→ **Work task**
How many of the lines below contain "screenshot"? Answer with that number alone.

→ **Provided data**
-- Opening Marker --
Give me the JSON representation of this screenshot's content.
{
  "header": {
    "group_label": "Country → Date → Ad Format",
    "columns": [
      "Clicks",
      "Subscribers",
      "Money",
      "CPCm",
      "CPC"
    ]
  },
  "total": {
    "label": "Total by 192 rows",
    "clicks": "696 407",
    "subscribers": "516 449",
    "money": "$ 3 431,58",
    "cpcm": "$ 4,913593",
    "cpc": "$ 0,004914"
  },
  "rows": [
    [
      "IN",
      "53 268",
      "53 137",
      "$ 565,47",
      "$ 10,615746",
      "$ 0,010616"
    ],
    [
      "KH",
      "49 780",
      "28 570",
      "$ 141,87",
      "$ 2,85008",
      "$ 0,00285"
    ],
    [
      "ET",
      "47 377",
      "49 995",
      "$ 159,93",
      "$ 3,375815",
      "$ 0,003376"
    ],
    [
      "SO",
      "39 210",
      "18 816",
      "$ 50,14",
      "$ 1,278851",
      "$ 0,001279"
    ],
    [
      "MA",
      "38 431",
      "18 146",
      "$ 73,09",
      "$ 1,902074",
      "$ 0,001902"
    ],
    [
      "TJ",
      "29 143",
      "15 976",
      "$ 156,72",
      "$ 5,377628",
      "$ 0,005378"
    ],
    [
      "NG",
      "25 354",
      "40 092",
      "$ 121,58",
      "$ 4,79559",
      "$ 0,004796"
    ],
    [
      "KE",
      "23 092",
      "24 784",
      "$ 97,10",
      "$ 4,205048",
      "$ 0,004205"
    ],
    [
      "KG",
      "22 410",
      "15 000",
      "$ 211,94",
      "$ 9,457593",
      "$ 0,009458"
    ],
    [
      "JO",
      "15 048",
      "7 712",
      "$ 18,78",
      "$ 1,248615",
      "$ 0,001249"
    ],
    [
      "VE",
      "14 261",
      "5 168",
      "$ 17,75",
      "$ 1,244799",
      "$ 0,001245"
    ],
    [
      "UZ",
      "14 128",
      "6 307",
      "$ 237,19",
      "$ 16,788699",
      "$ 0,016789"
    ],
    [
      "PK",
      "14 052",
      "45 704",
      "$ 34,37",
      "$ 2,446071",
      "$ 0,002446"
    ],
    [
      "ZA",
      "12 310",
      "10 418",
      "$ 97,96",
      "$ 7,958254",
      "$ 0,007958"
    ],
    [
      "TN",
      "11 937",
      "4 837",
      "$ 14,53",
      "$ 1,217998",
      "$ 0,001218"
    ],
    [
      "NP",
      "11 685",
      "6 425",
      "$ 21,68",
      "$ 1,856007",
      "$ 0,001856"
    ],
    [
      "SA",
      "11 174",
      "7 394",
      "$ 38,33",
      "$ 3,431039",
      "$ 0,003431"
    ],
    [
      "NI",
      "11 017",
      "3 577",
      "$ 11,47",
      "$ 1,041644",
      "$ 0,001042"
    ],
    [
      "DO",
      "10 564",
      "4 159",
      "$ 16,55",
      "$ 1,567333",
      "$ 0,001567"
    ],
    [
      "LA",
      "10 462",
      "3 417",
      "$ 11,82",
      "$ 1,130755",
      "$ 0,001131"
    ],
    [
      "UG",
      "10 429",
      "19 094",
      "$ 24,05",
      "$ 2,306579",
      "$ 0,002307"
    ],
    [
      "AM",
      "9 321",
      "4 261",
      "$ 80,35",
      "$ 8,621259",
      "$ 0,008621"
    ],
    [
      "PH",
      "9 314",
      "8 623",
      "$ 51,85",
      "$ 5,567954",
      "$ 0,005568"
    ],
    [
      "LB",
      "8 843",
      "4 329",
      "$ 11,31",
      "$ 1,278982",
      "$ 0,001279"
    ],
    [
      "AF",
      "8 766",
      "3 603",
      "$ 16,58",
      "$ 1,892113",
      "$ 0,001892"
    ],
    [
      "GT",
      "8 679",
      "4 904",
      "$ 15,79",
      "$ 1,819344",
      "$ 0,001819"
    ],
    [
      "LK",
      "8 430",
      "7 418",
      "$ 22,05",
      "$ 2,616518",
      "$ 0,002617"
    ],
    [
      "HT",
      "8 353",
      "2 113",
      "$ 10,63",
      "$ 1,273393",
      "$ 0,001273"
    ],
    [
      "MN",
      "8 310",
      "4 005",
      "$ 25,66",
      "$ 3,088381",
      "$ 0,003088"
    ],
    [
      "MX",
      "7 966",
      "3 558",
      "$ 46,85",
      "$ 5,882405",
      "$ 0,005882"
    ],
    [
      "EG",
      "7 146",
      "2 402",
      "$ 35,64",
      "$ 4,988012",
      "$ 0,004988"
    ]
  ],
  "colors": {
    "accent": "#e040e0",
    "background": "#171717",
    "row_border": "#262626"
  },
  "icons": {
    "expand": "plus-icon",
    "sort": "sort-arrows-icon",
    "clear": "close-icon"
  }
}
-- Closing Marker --
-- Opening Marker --
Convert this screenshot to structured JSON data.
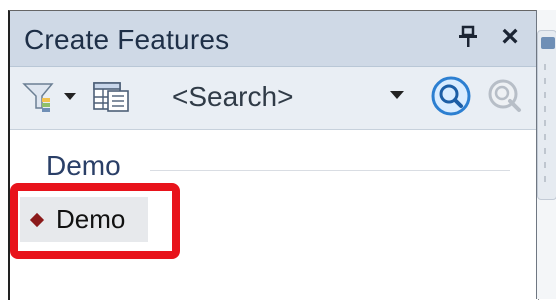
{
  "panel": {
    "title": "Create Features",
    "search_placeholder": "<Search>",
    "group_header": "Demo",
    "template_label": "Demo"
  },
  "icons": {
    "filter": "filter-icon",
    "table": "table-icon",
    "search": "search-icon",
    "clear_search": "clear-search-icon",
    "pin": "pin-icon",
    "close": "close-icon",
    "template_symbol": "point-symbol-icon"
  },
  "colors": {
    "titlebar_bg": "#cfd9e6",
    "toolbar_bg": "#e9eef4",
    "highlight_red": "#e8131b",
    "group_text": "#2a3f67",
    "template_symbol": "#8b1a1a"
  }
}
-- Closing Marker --
→ **Result of this exercise**
2